## Task details
Count the lines containing "image" in the entries underneath, and state that count without anything else.
··········
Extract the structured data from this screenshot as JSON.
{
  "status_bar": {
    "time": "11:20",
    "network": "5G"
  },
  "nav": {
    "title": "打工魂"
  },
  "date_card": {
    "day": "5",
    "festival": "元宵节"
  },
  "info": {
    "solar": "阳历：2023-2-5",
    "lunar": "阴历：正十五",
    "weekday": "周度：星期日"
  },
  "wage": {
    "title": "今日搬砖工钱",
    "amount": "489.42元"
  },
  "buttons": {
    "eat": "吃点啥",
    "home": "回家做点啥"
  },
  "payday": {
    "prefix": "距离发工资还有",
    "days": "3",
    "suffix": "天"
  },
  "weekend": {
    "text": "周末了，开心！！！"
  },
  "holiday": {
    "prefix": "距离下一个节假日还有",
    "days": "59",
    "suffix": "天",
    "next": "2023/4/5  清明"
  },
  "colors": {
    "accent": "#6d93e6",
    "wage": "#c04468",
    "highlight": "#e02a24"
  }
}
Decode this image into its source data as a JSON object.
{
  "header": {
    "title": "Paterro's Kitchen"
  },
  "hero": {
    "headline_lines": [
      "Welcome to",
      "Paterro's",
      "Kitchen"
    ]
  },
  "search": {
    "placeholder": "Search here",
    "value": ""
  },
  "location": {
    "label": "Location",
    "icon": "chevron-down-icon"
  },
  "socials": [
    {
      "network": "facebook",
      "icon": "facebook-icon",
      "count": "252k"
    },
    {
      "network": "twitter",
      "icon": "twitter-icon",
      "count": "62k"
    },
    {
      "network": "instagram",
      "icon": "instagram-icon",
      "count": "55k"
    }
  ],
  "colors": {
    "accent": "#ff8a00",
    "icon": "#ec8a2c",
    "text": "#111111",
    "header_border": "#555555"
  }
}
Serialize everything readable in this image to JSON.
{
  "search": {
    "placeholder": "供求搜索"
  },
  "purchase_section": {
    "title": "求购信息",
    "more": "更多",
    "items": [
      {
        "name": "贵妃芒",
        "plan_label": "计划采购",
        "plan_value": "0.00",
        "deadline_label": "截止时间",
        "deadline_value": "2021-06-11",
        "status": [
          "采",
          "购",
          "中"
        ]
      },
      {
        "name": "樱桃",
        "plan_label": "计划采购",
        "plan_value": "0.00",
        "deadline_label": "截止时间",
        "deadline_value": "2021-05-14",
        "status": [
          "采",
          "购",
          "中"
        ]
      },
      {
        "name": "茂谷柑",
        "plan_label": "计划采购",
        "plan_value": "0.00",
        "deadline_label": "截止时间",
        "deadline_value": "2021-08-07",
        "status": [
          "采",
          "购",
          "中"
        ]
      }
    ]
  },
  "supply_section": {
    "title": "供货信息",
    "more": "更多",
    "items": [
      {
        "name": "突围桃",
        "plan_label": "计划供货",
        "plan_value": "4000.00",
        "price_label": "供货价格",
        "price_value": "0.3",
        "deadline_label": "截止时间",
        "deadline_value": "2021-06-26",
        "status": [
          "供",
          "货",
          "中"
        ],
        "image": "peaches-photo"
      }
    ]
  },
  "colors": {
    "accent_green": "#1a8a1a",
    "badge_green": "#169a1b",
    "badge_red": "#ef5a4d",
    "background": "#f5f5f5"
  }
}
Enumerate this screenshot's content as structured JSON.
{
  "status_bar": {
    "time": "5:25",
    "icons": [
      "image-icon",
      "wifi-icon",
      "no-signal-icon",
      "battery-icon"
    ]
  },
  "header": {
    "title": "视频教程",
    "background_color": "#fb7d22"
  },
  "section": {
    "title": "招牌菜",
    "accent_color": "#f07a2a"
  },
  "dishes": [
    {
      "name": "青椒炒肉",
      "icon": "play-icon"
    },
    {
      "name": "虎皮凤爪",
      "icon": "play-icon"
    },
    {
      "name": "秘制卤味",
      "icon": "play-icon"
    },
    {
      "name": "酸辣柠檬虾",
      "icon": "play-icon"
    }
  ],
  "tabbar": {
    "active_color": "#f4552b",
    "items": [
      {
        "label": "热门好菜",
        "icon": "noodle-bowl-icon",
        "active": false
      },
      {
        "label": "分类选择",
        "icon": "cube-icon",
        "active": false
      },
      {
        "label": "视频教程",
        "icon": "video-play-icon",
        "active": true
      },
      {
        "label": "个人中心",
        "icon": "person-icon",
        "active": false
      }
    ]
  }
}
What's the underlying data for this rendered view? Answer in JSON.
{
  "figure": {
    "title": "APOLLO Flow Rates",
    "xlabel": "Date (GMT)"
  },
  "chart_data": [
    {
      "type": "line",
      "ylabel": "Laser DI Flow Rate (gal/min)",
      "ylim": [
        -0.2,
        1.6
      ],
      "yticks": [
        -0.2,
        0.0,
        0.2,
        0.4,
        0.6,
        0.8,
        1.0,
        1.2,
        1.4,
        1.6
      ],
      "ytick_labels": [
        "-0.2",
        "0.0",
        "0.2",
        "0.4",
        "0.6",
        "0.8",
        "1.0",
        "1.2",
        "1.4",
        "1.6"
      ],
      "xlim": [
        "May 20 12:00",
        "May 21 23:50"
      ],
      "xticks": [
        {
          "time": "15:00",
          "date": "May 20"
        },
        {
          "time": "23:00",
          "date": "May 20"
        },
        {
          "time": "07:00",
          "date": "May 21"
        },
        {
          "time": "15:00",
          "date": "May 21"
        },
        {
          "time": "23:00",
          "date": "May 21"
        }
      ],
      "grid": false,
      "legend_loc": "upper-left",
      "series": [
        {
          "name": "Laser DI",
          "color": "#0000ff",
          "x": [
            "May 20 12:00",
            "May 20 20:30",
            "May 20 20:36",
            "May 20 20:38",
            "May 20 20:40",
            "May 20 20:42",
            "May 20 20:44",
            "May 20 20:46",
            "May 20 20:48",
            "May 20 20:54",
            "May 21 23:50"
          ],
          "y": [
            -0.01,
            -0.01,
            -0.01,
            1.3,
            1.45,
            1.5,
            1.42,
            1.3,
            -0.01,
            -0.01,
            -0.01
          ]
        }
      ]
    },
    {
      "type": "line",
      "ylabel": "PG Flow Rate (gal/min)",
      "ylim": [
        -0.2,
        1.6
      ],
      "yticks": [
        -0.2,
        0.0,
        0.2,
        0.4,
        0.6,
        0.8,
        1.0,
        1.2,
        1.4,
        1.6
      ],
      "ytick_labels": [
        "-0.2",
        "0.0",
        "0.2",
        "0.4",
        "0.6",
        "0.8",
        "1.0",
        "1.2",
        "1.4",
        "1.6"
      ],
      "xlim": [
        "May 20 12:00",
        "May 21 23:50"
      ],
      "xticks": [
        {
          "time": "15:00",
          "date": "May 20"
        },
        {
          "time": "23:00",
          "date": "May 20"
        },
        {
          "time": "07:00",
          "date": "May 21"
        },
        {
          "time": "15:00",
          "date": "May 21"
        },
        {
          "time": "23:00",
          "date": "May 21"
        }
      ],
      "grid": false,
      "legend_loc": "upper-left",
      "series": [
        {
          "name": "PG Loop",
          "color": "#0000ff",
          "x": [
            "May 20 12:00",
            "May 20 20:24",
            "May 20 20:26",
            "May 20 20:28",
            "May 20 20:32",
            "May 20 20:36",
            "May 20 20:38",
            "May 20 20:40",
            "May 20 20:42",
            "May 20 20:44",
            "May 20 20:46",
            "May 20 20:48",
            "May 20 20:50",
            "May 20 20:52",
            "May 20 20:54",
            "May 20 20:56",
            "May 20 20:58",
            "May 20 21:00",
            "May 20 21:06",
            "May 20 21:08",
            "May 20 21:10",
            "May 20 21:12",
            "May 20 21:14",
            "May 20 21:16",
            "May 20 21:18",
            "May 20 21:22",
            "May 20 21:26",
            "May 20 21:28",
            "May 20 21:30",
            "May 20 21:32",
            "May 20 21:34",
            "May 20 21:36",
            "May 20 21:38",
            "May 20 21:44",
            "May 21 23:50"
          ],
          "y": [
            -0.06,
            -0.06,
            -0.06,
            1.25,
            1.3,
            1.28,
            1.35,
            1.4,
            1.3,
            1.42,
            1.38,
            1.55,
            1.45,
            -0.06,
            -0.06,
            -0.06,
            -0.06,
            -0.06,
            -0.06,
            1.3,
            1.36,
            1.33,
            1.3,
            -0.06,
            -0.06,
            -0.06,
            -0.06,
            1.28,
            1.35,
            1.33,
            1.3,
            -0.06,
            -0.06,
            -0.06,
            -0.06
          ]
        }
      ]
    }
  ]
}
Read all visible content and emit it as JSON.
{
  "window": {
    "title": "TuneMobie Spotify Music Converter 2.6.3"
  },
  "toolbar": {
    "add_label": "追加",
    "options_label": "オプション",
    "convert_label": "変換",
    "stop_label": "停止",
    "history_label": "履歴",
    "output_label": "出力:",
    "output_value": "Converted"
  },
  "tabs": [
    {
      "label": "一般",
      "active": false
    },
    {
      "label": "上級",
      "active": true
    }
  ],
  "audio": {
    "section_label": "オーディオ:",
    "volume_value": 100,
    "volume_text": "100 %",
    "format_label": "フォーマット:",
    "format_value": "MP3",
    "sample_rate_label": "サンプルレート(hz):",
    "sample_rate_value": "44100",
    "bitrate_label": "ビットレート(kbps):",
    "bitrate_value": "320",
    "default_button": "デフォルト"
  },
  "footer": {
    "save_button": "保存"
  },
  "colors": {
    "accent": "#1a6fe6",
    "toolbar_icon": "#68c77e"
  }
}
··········
## Solution to this problem
4